As stated this was not a trip for the faint of heart - this would be like going back in time to follow the footpaths and wagon wheels of those who have gone on before us - the true pioneers who risked it all in an unforgiving desert for a better life. Unlike those John and Paul called once again on the intrepid Toyota FJ - the workhouse of so many of our blogs. The vehicle which has never let J and L down.

New tires, new steel rims, new off road bumper and a 9,000 pound winch were added to the FJ to ensure she (hope that's not taken as sexist) was ready for an off road ordeal. All research stated not to do the trip in one vehicle but one vehicle was all we had.

With the top rack loaded with an extra tire (the FJ already has a spare on the rear door) in case we encountered two blow outs, shovel, hard gravel rake, floor jack we were confident in the tire area. Plenty of water, extra gasoline, tent, cots, and all the other camping needs made us feel that we would at least have some comforts of home on this trip. The FJ was jammed packed with supplies but when the trip is supposed to take three days and may stretch into four one has to be prepared - cell phones are spotty at the best being this remote (in fact John was completely off the grid for nearly 36 hours and Paul's cell didn't do much better).

We followed Dennis's guidebook and learned that the desert isn't a place which is only brown but one of pure beauty and brimming with life.

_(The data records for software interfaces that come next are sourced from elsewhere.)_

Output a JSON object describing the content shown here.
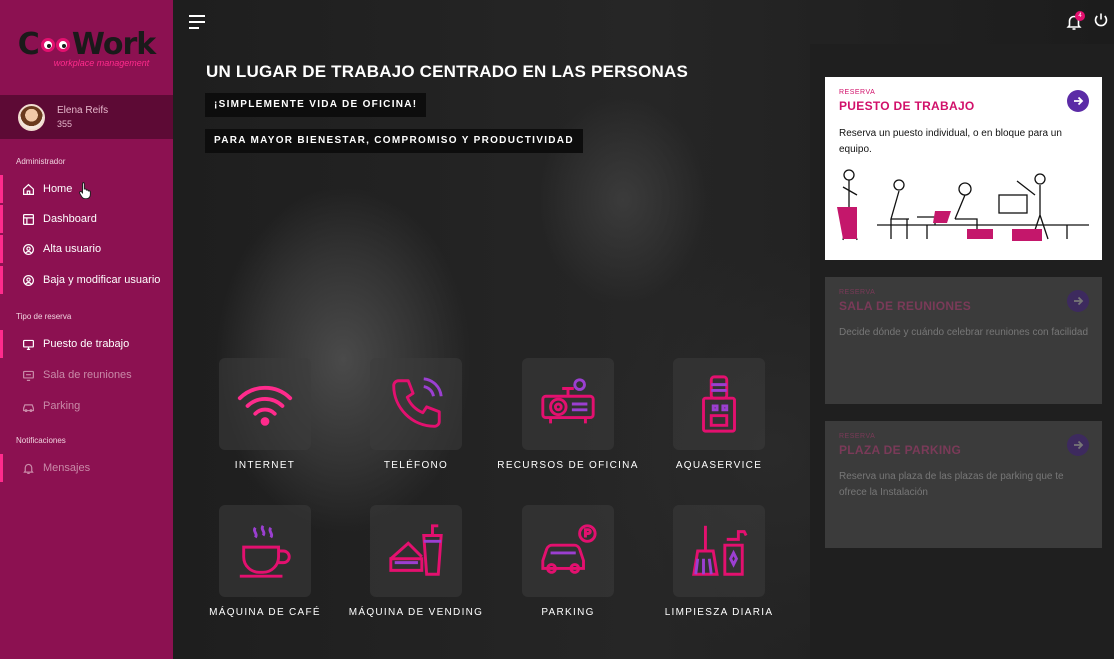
{
  "brand": {
    "logo_left": "C",
    "logo_right": "Work",
    "tagline": "workplace management"
  },
  "user": {
    "name": "Elena Reifs",
    "id": "355"
  },
  "sidebar": {
    "sections": [
      {
        "title": "Administrador"
      },
      {
        "title": "Tipo de reserva"
      },
      {
        "title": "Notificaciones"
      }
    ],
    "items": [
      {
        "label": "Home",
        "icon": "home-icon"
      },
      {
        "label": "Dashboard",
        "icon": "dashboard-icon"
      },
      {
        "label": "Alta usuario",
        "icon": "user-add-icon"
      },
      {
        "label": "Baja y modificar usuario",
        "icon": "user-edit-icon"
      },
      {
        "label": "Puesto de trabajo",
        "icon": "monitor-icon"
      },
      {
        "label": "Sala de reuniones",
        "icon": "meeting-icon"
      },
      {
        "label": "Parking",
        "icon": "car-icon"
      },
      {
        "label": "Mensajes",
        "icon": "bell-icon"
      }
    ]
  },
  "header": {
    "notifications_count": "4"
  },
  "hero": {
    "title": "UN LUGAR DE TRABAJO CENTRADO EN LAS PERSONAS",
    "tag1": "¡SIMPLEMENTE VIDA DE OFICINA!",
    "tag2": "PARA MAYOR BIENESTAR, COMPROMISO Y PRODUCTIVIDAD"
  },
  "services": [
    {
      "label": "INTERNET",
      "icon": "wifi-icon"
    },
    {
      "label": "TELÉFONO",
      "icon": "phone-icon"
    },
    {
      "label": "RECURSOS DE OFICINA",
      "icon": "projector-icon"
    },
    {
      "label": "AQUASERVICE",
      "icon": "water-dispenser-icon"
    },
    {
      "label": "MÁQUINA DE CAFÉ",
      "icon": "coffee-cup-icon"
    },
    {
      "label": "MÁQUINA DE VENDING",
      "icon": "vending-icon"
    },
    {
      "label": "PARKING",
      "icon": "parking-car-icon"
    },
    {
      "label": "LIMPIESZA DIARIA",
      "icon": "cleaning-icon"
    }
  ],
  "reservations": [
    {
      "type": "RESERVA",
      "name": "PUESTO DE TRABAJO",
      "desc": "Reserva un puesto individual, o en bloque para un equipo."
    },
    {
      "type": "RESERVA",
      "name": "SALA DE REUNIONES",
      "desc": "Decide dónde y cuándo celebrar reuniones con facilidad"
    },
    {
      "type": "RESERVA",
      "name": "PLAZA DE PARKING",
      "desc": "Reserva una plaza de las plazas de parking que te ofrece la Instalación"
    }
  ],
  "colors": {
    "sidebar": "#8c1151",
    "accent": "#e3106f",
    "arrow": "#5b2ba6"
  }
}
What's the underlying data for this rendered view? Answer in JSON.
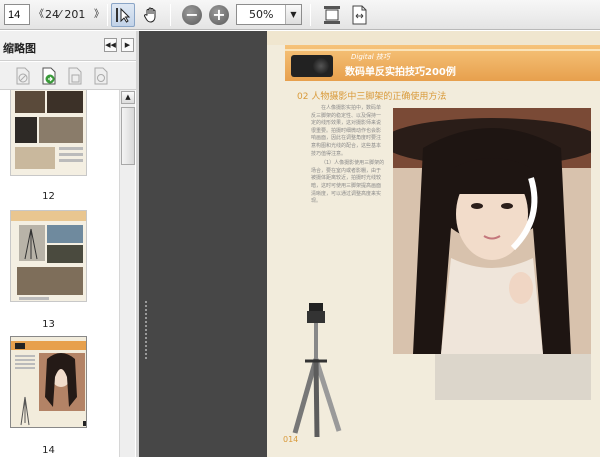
{
  "toolbar": {
    "page_input": "14",
    "nav_back": "《",
    "page_count": "24⁄ 201",
    "nav_fwd": "》",
    "zoom_value": "50%",
    "icons": [
      "select-tool-icon",
      "hand-tool-icon",
      "zoom-out-icon",
      "zoom-in-icon",
      "fit-page-icon",
      "fit-width-icon"
    ]
  },
  "thumbnails": {
    "title": "缩略图",
    "pages": [
      {
        "label": "12"
      },
      {
        "label": "13"
      },
      {
        "label": "14"
      }
    ]
  },
  "document": {
    "banner_en": "Digital 技巧",
    "banner_zh": "数码单反实拍技巧200例",
    "section_title": "02 人物摄影中三脚架的正确使用方法",
    "paragraph1": "在人像摄影实拍中，数码单反三脚架的稳定性、以及保持一定的线形效果，这对摄影师来说很重要。拍摄时细微动作也会影响画面，因此在调整角度时要注意构图和光线的配合，这些基本技巧值得注意。",
    "paragraph2": "（1）人像摄影使用三脚架的场合，要在室内或者影棚，由于被摄体距离较近，拍摄时光线较暗，这时可使用三脚架提高画面清晰度，可以通过调整高度来实现。",
    "page_number": "014"
  },
  "colors": {
    "accent": "#e7a04d",
    "page_bg": "#f2ecdc",
    "doc_bg": "#474747"
  }
}
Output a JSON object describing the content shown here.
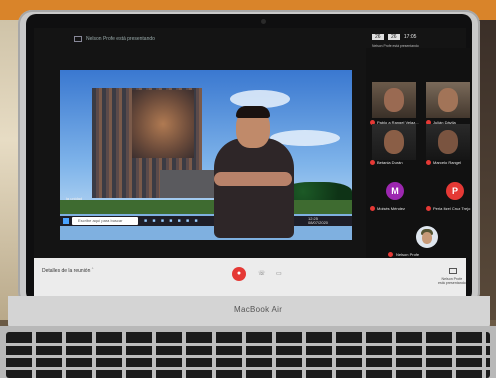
{
  "meeting": {
    "title": "Nelson Profe está presentando"
  },
  "status_bar": {
    "time": "17:05",
    "counter_a": "26",
    "counter_b": "26"
  },
  "notification": "Nelson Profe está presentando",
  "shared_screen": {
    "search_placeholder": "Escribe aquí para buscar",
    "taskbar_clock_time": "12:25",
    "taskbar_clock_date": "08/07/2020",
    "corner_label": "la unidad"
  },
  "participants": [
    {
      "name": "Pablo a Rangel Velaz...",
      "type": "video"
    },
    {
      "name": "Julián Dávila",
      "type": "video"
    },
    {
      "name": "Betania Durán",
      "type": "video"
    },
    {
      "name": "Marcelo Rangel",
      "type": "video"
    },
    {
      "name": "Moisés Méndez",
      "type": "avatar",
      "initial": "M",
      "color": "#9c27b0"
    },
    {
      "name": "Perla Itzel Cruz Trejo",
      "type": "avatar",
      "initial": "P",
      "color": "#e53935"
    },
    {
      "name": "Nelson Profe",
      "type": "presenter"
    }
  ],
  "controls": {
    "details_label": "Detalles de la reunión",
    "presenting_line1": "Nelson Profe",
    "presenting_line2": "está presentando"
  },
  "laptop": {
    "brand": "MacBook Air"
  }
}
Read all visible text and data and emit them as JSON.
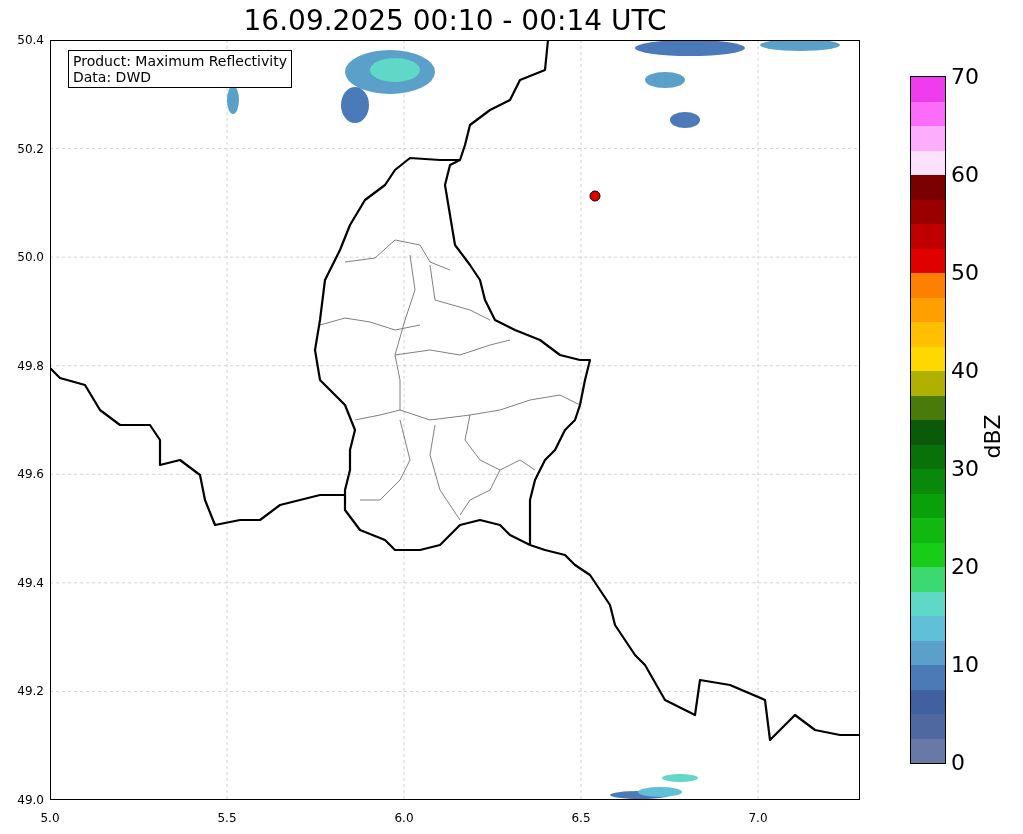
{
  "title": "16.09.2025 00:10 - 00:14 UTC",
  "map": {
    "x_ticks": [
      "5.0",
      "5.5",
      "6.0",
      "6.5",
      "7.0"
    ],
    "y_ticks": [
      "50.4",
      "50.2",
      "50.0",
      "49.8",
      "49.6",
      "49.4",
      "49.2",
      "49.0"
    ],
    "legend": [
      "Product: Maximum Reflectivity",
      "Data: DWD"
    ]
  },
  "colorbar": {
    "label": "dBZ",
    "ticks": [
      "70",
      "60",
      "50",
      "40",
      "30",
      "20",
      "10",
      "0"
    ],
    "bins": [
      {
        "color": "#ef3cef"
      },
      {
        "color": "#fb6cfb"
      },
      {
        "color": "#fcaefc"
      },
      {
        "color": "#fde0fd"
      },
      {
        "color": "#7a0000"
      },
      {
        "color": "#9a0000"
      },
      {
        "color": "#c00000"
      },
      {
        "color": "#e00000"
      },
      {
        "color": "#ff8000"
      },
      {
        "color": "#ffa000"
      },
      {
        "color": "#ffbe00"
      },
      {
        "color": "#ffd800"
      },
      {
        "color": "#b0b000"
      },
      {
        "color": "#4a7a0a"
      },
      {
        "color": "#0a5a0a"
      },
      {
        "color": "#0a700a"
      },
      {
        "color": "#0a880a"
      },
      {
        "color": "#0aa00a"
      },
      {
        "color": "#10b810"
      },
      {
        "color": "#18cc18"
      },
      {
        "color": "#3cd870"
      },
      {
        "color": "#60d8c8"
      },
      {
        "color": "#60c0d8"
      },
      {
        "color": "#5aa0c8"
      },
      {
        "color": "#4a7ab8"
      },
      {
        "color": "#4060a0"
      },
      {
        "color": "#5068a0"
      },
      {
        "color": "#6a78a8"
      }
    ]
  }
}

No, while driving on the 15 or 40 a person may look out at the brown of the desert and believe there is nothing worthwhile to view but they are totally wrong - there is so much to see and learn about the Mojave Desert - the only problem is its remoteness and sometimes unforgiving nature.

This road - this Mojave Road is only for four wheel drive vehicles and is only for those who want to get out of their comfort zone to learn the truth about what a beautiful and vibrant world there is between to long lines of black top.

In the next four or five blogs more details on this trip will be written about - hopefully the readers will learn to understand and love this piece of history - this road had to offer.

Not far from the Avi Resort 
We explored and gained knowledge about this part of Southern California we hadn't known existed.